Acta Reumatológica Portuguesa - Online First: 2020-12-03
Linear scleroderma en coup de sabre - a different clinical presentation
AbstractLocalized scleroderma (LoS) is a rare condition featuring skin and underlying tissue sclerosis not usually compromising other systems. A subtype of LoS including lesions in the head is further classified as linear scleroderma en coup de sabre (LSeCS). Neurological involvement in LSeCS can reach up to 4% and may include seizures. Cutaneous lesions usually emerge before neurologic symptoms and these oftentimes manifest with intracranial abnormalities.
We describe a case of an 11-year-old boy with an onset of self-limited unexplained seizures at 20-months of life. During the first year of follow-up, a midline frontoparietal lesion with alopecia and hypopigmentation was noted and a referral to dermatology and pediatric rheumatology consultation was made. A diagnosis of LEsCS was made. A 10-year follow-up of this patient is presented with favorable outcome.
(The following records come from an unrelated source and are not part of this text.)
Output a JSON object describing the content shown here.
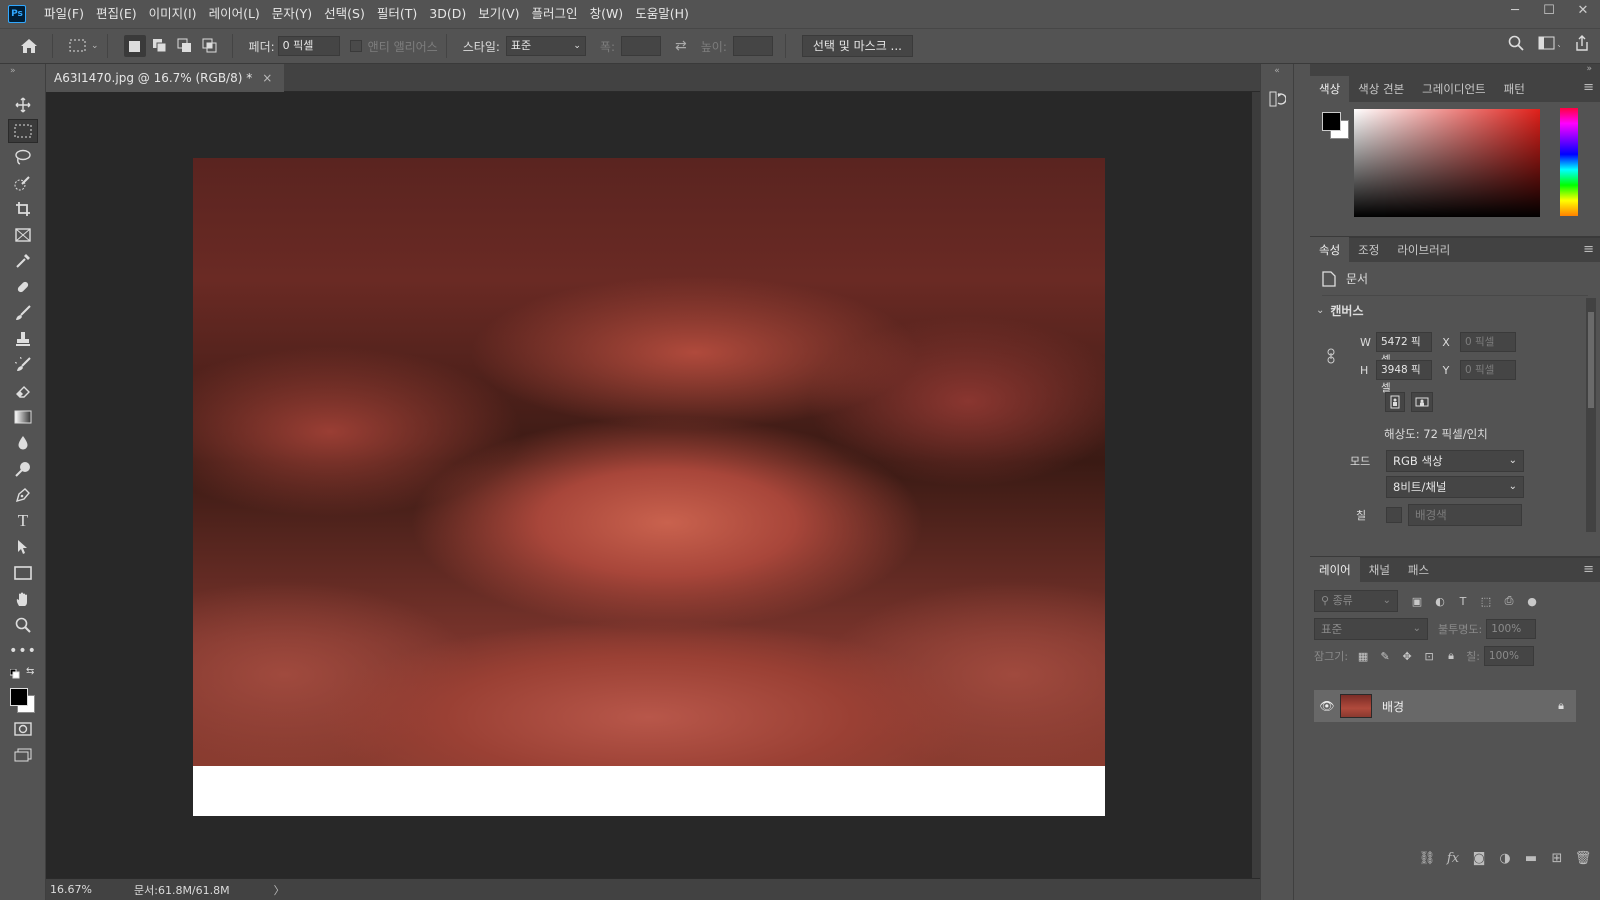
{
  "app": {
    "logo": "Ps"
  },
  "menu": [
    "파일(F)",
    "편집(E)",
    "이미지(I)",
    "레이어(L)",
    "문자(Y)",
    "선택(S)",
    "필터(T)",
    "3D(D)",
    "보기(V)",
    "플러그인",
    "창(W)",
    "도움말(H)"
  ],
  "window_controls": {
    "minimize": "─",
    "maximize": "☐",
    "close": "✕"
  },
  "options": {
    "feather_label": "페더:",
    "feather_value": "0 픽셀",
    "antialias_label": "앤티 앨리어스",
    "style_label": "스타일:",
    "style_value": "표준",
    "width_label": "폭:",
    "height_label": "높이:",
    "select_mask_button": "선택 및 마스크 ..."
  },
  "document": {
    "tab_title": "A63I1470.jpg @ 16.7% (RGB/8) *",
    "tab_close": "×",
    "zoom": "16.67%",
    "doc_size": "문서:61.8M/61.8M",
    "status_arrow": "〉"
  },
  "color_panel": {
    "tabs": [
      "색상",
      "색상 견본",
      "그레이디언트",
      "패턴"
    ],
    "active_tab": 0,
    "foreground": "#000000",
    "background": "#ffffff"
  },
  "properties_panel": {
    "tabs": [
      "속성",
      "조정",
      "라이브러리"
    ],
    "active_tab": 0,
    "doc_label": "문서",
    "section": "캔버스",
    "w_label": "W",
    "w_value": "5472 픽셀",
    "h_label": "H",
    "h_value": "3948 픽셀",
    "x_label": "X",
    "x_value": "0 픽셀",
    "y_label": "Y",
    "y_value": "0 픽셀",
    "resolution": "해상도: 72 픽셀/인치",
    "mode_label": "모드",
    "mode_value": "RGB 색상",
    "depth_value": "8비트/채널",
    "fill_label": "칠",
    "fill_value": "배경색"
  },
  "layers_panel": {
    "tabs": [
      "레이어",
      "채널",
      "패스"
    ],
    "active_tab": 0,
    "filter_placeholder": "종류",
    "blend_mode": "표준",
    "opacity_label": "불투명도:",
    "opacity_value": "100%",
    "lock_label": "잠그기:",
    "fill_label": "칠:",
    "fill_value": "100%",
    "layer_name": "배경"
  }
}
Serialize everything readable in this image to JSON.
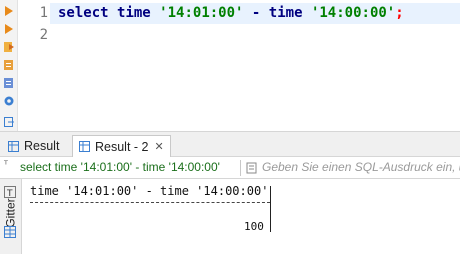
{
  "editor": {
    "line_numbers": [
      "1",
      "2"
    ],
    "code": {
      "kw1": "select",
      "id1": "time",
      "str1": "'14:01:00'",
      "op": "-",
      "id2": "time",
      "str2": "'14:00:00'",
      "semi": ";"
    }
  },
  "result_tabs": [
    {
      "label": "Result"
    },
    {
      "label": "Result - 2",
      "close": "✕"
    }
  ],
  "filter": {
    "query_text": "select time '14:01:00' - time '14:00:00'",
    "placeholder": "Geben Sie einen SQL-Ausdruck ein, um die Ergebnisse zu filtern"
  },
  "side_panel": {
    "gitter_label": "Gitter"
  },
  "result": {
    "header": "time '14:01:00' - time '14:00:00'",
    "value": "100"
  },
  "colors": {
    "keyword": "#000080",
    "string": "#008000",
    "semicolon": "#ff0000",
    "line_highlight": "#e8f2fe"
  }
}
LSeCS is a rare form of LoS most frequently diagnosed in children and adolescents. A meticulous examination of these patients should be performed with particular attention to the face and scalp. The mainstay therapeutical approach is based on methotrexate and corticosteroids. Neurologic abnormalities associated with skin lesions on the head should should raise clinical suspicion of LSeCS.